To sum this up, I also thought of the None vs False issue some more, and found a use case which can bring a benefit for the separation: a function could normally return True or False, or None in a special case. Because of the separation, the developer can handle all the cases appropriately.

Too little thinking, too much action. I wonder why I didn't google it this time, the issue is all over the net like any question you can imagine to ask, at least in case of Python. :)

Sorry for the trouble. I'll stay around with a little lower profile. :)

Regards again,
Ilkka



On Thu, Jan 17, 2013 at 7:03 PM, Ilkka Pelkonen <ilkka.pelkonen@iki.fi> wrote:
Thank you all. It was just that when I started with Python, everything worked right like I expected, and I found the ways to do anything I've needed all the way until today, so when I came across with this, it appeared to me a clear bug in the language/interpreter. Casting to bool is indeed a good solution and practice, and I do now agree that there's no point in changing the language - like Antoine said, we're talking control flow operators here, not exactly boolean. (This might be a good addition to the documentation.)

Thank you Ned for the warm welcome and everyone for your input. I hope to be able to contribute in the future. :)

Best Regards,
Ilkka


On Thu, Jan 17, 2013 at 6:07 PM, Mathias Panzenböck <grosser.meister.morti@gmx.net> wrote:
This change would break a lot of existing code and would make Python awkwardly stand out from all
other modern dynamically typed languages (e.g. Ruby and JavaScript). You often write things like
this:

        def foo(bar=None):
                bar = bar or []
                ...

Or:

        obj = obj and obj.property

The proposed change would needlessly complicate these things and break existing code.
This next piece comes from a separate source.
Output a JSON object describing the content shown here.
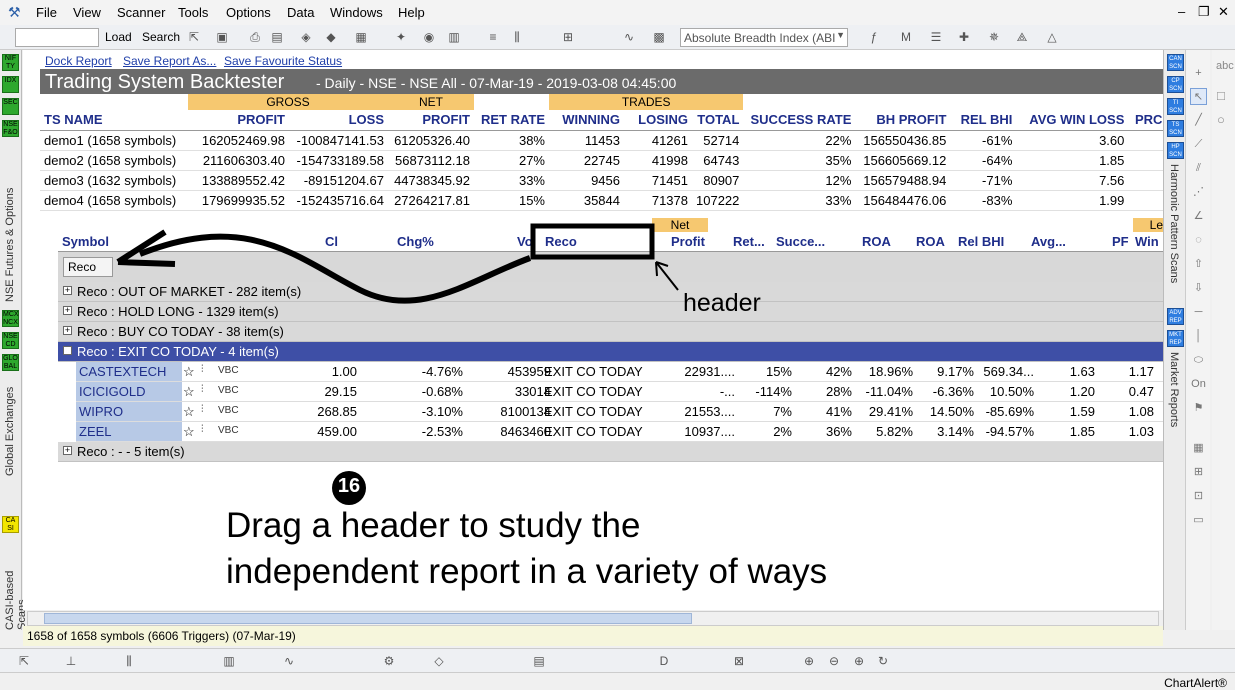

Forcing a
bool type really doesn't require that much code (bool(expr)) and is good practise anyway.


On 01/17/2013 01:44 PM, Ilkka Pelkonen wrote:
Hi all,
I ran into an issue in expression evaluation with Python for Windows 2.7.3. Consider the following code:

expected_result = (expected_string != 'TRUE') # Boolean
element = find_element() # Can return None or an instance of Element
flag = (element and element.is_visible())
if flag == expected_result:
..# Ok
..return
# Otherwise perform some failure related stuff.

This code does not work. What happens on the 'flag' assignment row, is that if 'element' is None, the expression returns None, not False. This makes the if comparison to fail if expected_result is False, since boolean False is not None.

To me as a primarily C++ programmer it seems there could be two different changes here, either change the behavior of the 'and' expression, forcing it to return Boolean even if the latter part is not evaluated, and/or make the comparison "False == None" return True. Although potentially complex, I'd
myself go for the first approach. It seems to me more logical that False != None than an 'and' expression returning non-boolean. Also the latter change might require people change their code, while the former should not require any modifications.

This behavior probably results in lots of errors when people like me, used to more traditional languages, take on Python in a serious manner. I like the concept 'pythonic', and am trying to apply it to practice like above.

Hoping to hear your thoughts,
Regards,

Ilkka Pelkonen



_______________________________________________
Python-ideas mailing list
Python-ideas@python.org
http://mail.python.org/mailman/listinfo/python-ideas